| 1:45 am on May 24, 2014 (gmt 0)|
| 3:23 am on May 24, 2014 (gmt 0)|
|brotherhood of LAN|
| 3:40 am on May 24, 2014 (gmt 0)|
Bill, it's clear that Google can use JS no problem for all the reasons you listed, though due to JS's event driven nature, how deep do they look?
My guess is that content is analysed after any "onload" events, essentially what the user would see after the page has 'loaded' (OT, fwiw it's pretty difficult to decide when a 'page' has 'loaded' in the context of what the document is 'about'). I doubt that it hovers/clicks/any-event every pixel and node of a page. Even inspecting every listener would be quite time consuming.
It seems the majority of commentary is from 3-4 years ago simply acknowledging that Google has fetched what was previously hidden behind JS events.
| 6:33 am on May 24, 2014 (gmt 0)|
|due to JS's event driven nature, how deep do they look? |
Not just events. There's system information too. I check for the presence of specific, named fonts, and make certain minor but visible adjustments accordingly. (For comparison purposes: The plainclothes bingbot behaves as though it has Euphemia but not Pigiarniq. This is plausible. So far I haven't been able to find out what the Googlebot says about itself.)
For a human visitor, <script> and <noscript> are mutually exclusive. A robot of any kind-- including but not limited to search engines-- can choose to follow up on both. (Again for comparison purposes: facebookexternalhit takes the noscript option.)
| 3:48 pm on May 26, 2014 (gmt 0)|
Waiting for <meta name="robots" content="doNotTriggerEvents"> in order to prevent G from messing with my outbound links statistics...
| 7:59 pm on May 26, 2014 (gmt 0)|
| 12:51 am on May 28, 2014 (gmt 0)|
google announced today on the webmaster central blog that the Fetch as Google feature of Webmaster Tools will now show how Googlebot would render the page:
| 1:20 am on May 28, 2014 (gmt 0)|
What was the function? It was a trigger to log time spent on a web page either upon leaving the page or losing focus to another tab. So our client was quite peeved when his users had not been billed.
| 3:40 am on May 28, 2014 (gmt 0)|
|the Fetch as Google feature of Webmaster Tools will now show how Googlebot would render the page |
:: detour to check some specimen pages ::

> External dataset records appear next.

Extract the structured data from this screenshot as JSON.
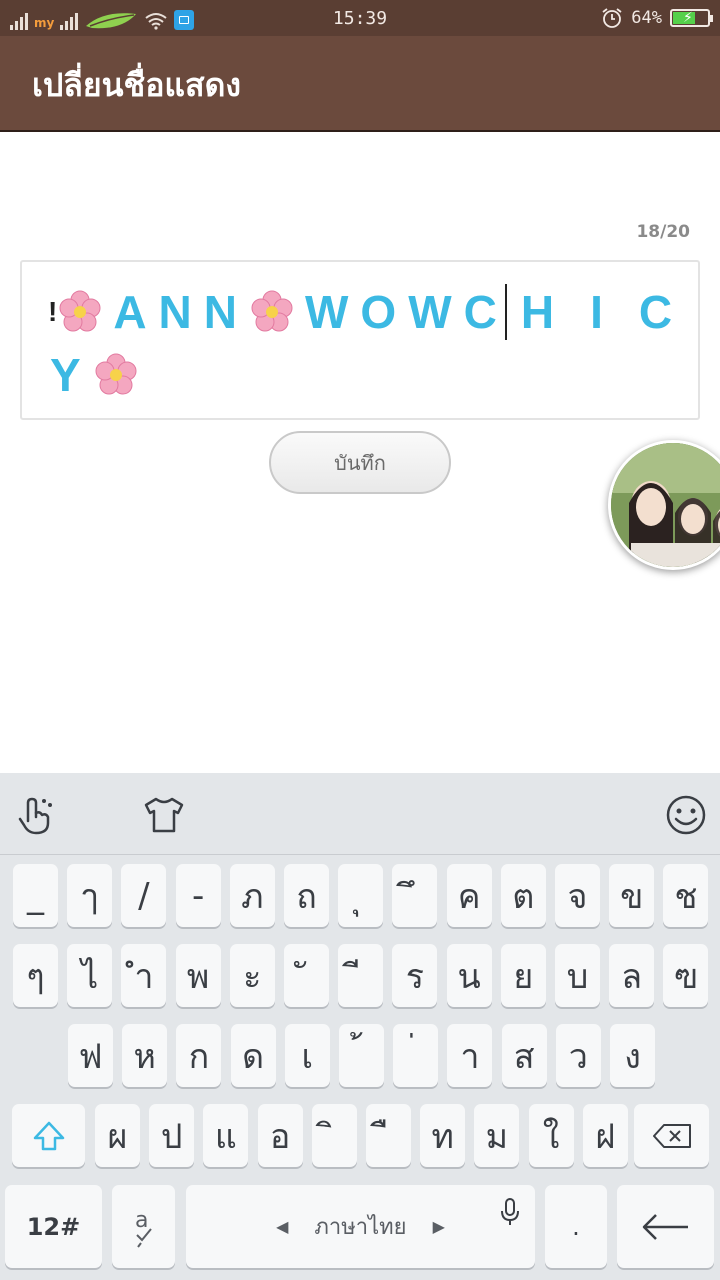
{
  "status_bar": {
    "carrier": "my",
    "time": "15:39",
    "battery_percent": "64%",
    "battery_level": 0.64,
    "icons": [
      "signal-icon",
      "carrier-logo-icon",
      "signal-icon",
      "operator-leaf-icon",
      "wifi-icon",
      "notification-app-icon",
      "alarm-icon",
      "battery-charging-icon"
    ]
  },
  "app_bar": {
    "title": "เปลี่ยนชื่อแสดง"
  },
  "editor": {
    "counter": "18/20",
    "name_prefix": "!",
    "name_segments": [
      "ANN",
      "WOWC",
      "HIC",
      "Y"
    ],
    "emoji": "cherry-blossom-icon"
  },
  "save_button": {
    "label": "บันทึก"
  },
  "chat_head": {
    "icon": "floating-avatar-photo"
  },
  "keyboard": {
    "toolbar": [
      "gesture-typing-icon",
      "theme-shirt-icon",
      "emoji-smiley-icon"
    ],
    "row1": [
      "_",
      "ๅ",
      "/",
      "-",
      "ภ",
      "ถ",
      "ุ",
      "ึ",
      "ค",
      "ต",
      "จ",
      "ข",
      "ช"
    ],
    "row2": [
      "ๆ",
      "ไ",
      "ำ",
      "พ",
      "ะ",
      "ั",
      "ี",
      "ร",
      "น",
      "ย",
      "บ",
      "ล",
      "ฃ"
    ],
    "row3": [
      "ฟ",
      "ห",
      "ก",
      "ด",
      "เ",
      "้",
      "่",
      "า",
      "ส",
      "ว",
      "ง"
    ],
    "row4": [
      "ผ",
      "ป",
      "แ",
      "อ",
      "ิ",
      "ื",
      "ท",
      "ม",
      "ใ",
      "ฝ"
    ],
    "numbers_key": "12#",
    "language_label": "ภาษาไทย",
    "period_key": ".",
    "accent_color": "#3cb9e3"
  }
}
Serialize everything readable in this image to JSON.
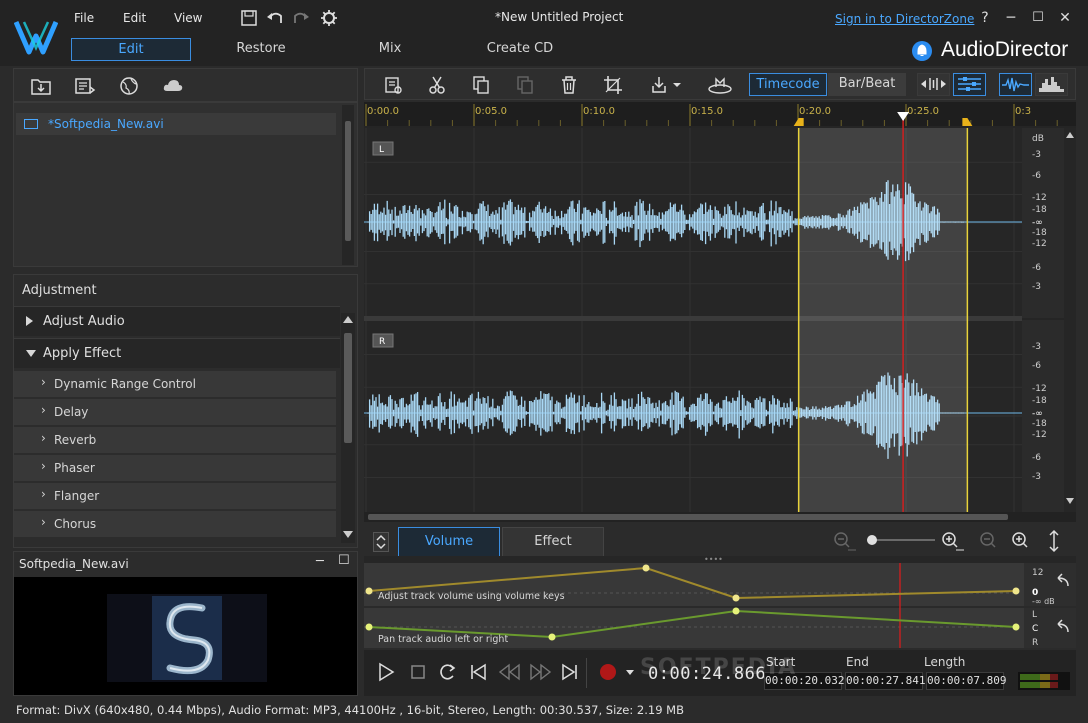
{
  "app": {
    "name": "AudioDirector",
    "project_title": "*New Untitled Project",
    "sign_in_link": "Sign in to DirectorZone",
    "help": "?",
    "menu": [
      "File",
      "Edit",
      "View"
    ],
    "mode_tabs": [
      "Edit",
      "Restore",
      "Mix",
      "Create CD"
    ],
    "accent": "#3a8de0"
  },
  "library": {
    "items": [
      {
        "label": "*Softpedia_New.avi"
      }
    ]
  },
  "adjustment": {
    "title": "Adjustment",
    "sections": [
      {
        "label": "Adjust Audio",
        "expanded": false
      },
      {
        "label": "Apply Effect",
        "expanded": true
      }
    ],
    "effects": [
      "Dynamic Range Control",
      "Delay",
      "Reverb",
      "Phaser",
      "Flanger",
      "Chorus"
    ]
  },
  "preview": {
    "title": "Softpedia_New.avi"
  },
  "toolbar": {
    "timecode_label": "Timecode",
    "barbeat_label": "Bar/Beat"
  },
  "timeline": {
    "ruler_labels": [
      "0:00.0",
      "0:05.0",
      "0:10.0",
      "0:15.0",
      "0:20.0",
      "0:25.0",
      "0:3"
    ],
    "channels": [
      {
        "label": "L",
        "db_labels": [
          "dB",
          "-3",
          "-6",
          "-12",
          "-18",
          "-∞",
          "-18",
          "-12",
          "-6",
          "-3"
        ]
      },
      {
        "label": "R",
        "db_labels": [
          "-3",
          "-6",
          "-12",
          "-18",
          "-∞",
          "-18",
          "-12",
          "-6",
          "-3"
        ]
      }
    ],
    "selection_start": "00:00:20.032",
    "selection_end": "00:00:27.841",
    "playhead": "0:00:24.866"
  },
  "lower": {
    "tabs": [
      "Volume",
      "Effect"
    ],
    "volume_hint": "Adjust track volume using volume keys",
    "pan_hint": "Pan track audio left or right",
    "volume_scale": [
      "12",
      "0",
      "-∞ dB"
    ],
    "pan_scale": [
      "L",
      "C",
      "R"
    ]
  },
  "transport": {
    "current_time": "0:00:24.866",
    "start_label": "Start",
    "end_label": "End",
    "length_label": "Length",
    "start": "00:00:20.032",
    "end": "00:00:27.841",
    "length": "00:00:07.809"
  },
  "watermark": "SOFTPEDIA",
  "status": "Format: DivX (640x480, 0.44 Mbps), Audio Format: MP3, 44100Hz , 16-bit, Stereo, Length: 00:30.537, Size: 2.19 MB"
}
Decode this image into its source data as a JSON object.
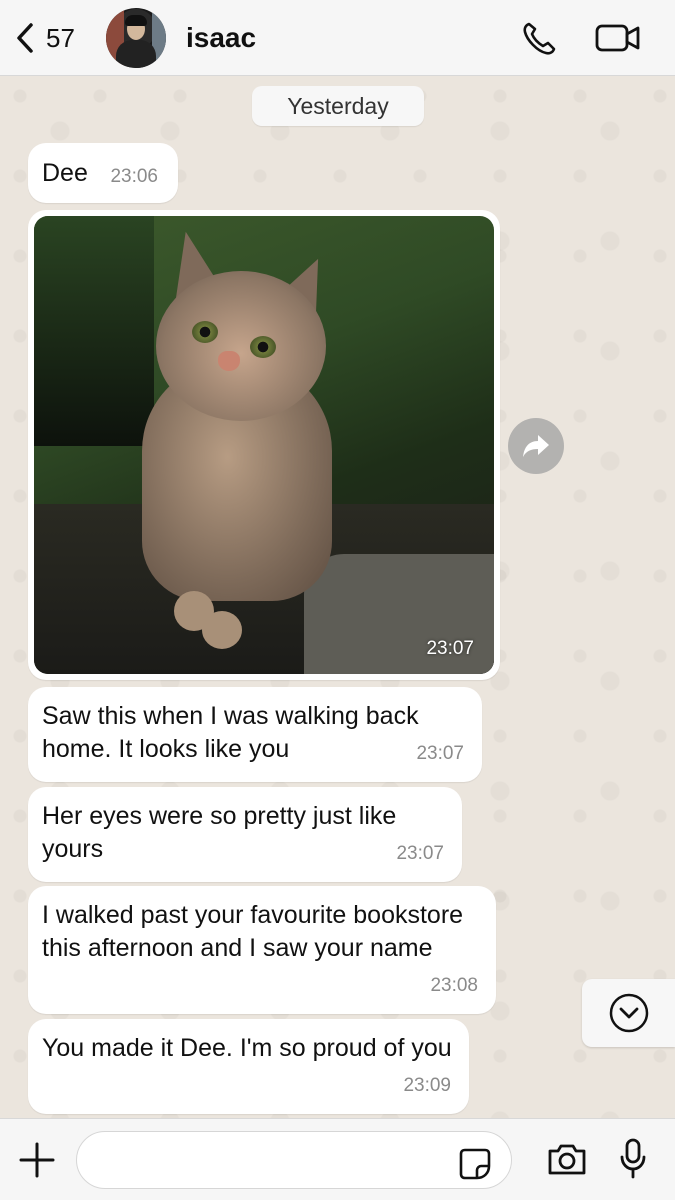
{
  "header": {
    "back_count": "57",
    "contact_name": "isaac"
  },
  "chat": {
    "date_chip": "Yesterday",
    "messages": [
      {
        "text": "Dee",
        "time": "23:06"
      },
      {
        "type": "image",
        "description": "cat",
        "time": "23:07"
      },
      {
        "text": "Saw this when I was walking back home. It looks like you",
        "time": "23:07"
      },
      {
        "text": "Her eyes were so pretty just like yours",
        "time": "23:07"
      },
      {
        "text": "I walked past your favourite bookstore this afternoon and I saw your name",
        "time": "23:08"
      },
      {
        "text": "You made it Dee. I'm so proud of you",
        "time": "23:09"
      }
    ]
  },
  "composer": {
    "value": "",
    "placeholder": ""
  },
  "icons": {
    "back": "chevron-left-icon",
    "call": "phone-icon",
    "video": "video-camera-icon",
    "forward": "forward-arrow-icon",
    "scroll_down": "chevron-down-circle-icon",
    "attach": "plus-icon",
    "sticker": "sticker-icon",
    "camera": "camera-icon",
    "mic": "microphone-icon"
  }
}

Oh, come on, Googlebot. You want us to believe you don't have a single member of this list?
Euphemia, "Euphemia UCAS", Pigiarniq, "DejaVu Sans", AiPaiNutaaq, Ballymun, "Ballymun RO", Code2000, NunacomU, Uqammaq
To make sure, I checked the one page where I name a font explicitly rather than rely on font substitutition. Further experimentation confirms that they understand font substitution and are perfectly willing to do classical Greek. They can even render Devanagari correctly. Whew. But really, Googlebot, no Euphemia? Let's not be ridiculous.
(There was a point to the preceding. I wanted to compare their behavior to that of the plainclothes bingbot.)
:: further detour to logs ::
They really do use the Googlebot UA, not the Preview they use for most WMT functions.
| 5:26 am on May 28, 2014 (gmt 0)|
|Bill, it's clear that Google can use JS no problem for all the reasons you listed, though due to JS's event driven nature, how deep do they look? |
All I know for sure it what scrapers are now capable of doing, including what I can do with PhantomJS, and I'd assume Google with a really big team can do a heck of a lot more.
Any AJAX content can be read would be my first assumption, unless they're not as good as scrapers.
| 7:28 am on May 30, 2014 (gmt 0)|
Google has crawled AJAX+pushState XML pages on my XHTML website so it can analyze the window.onclick event. As far as I can tell Googlebot is now a highly automated Chrome browser; in other words if you're cloaking in any form or fashion it's going to see it. If you're triggering popups to uncanny websites, it's going to see it.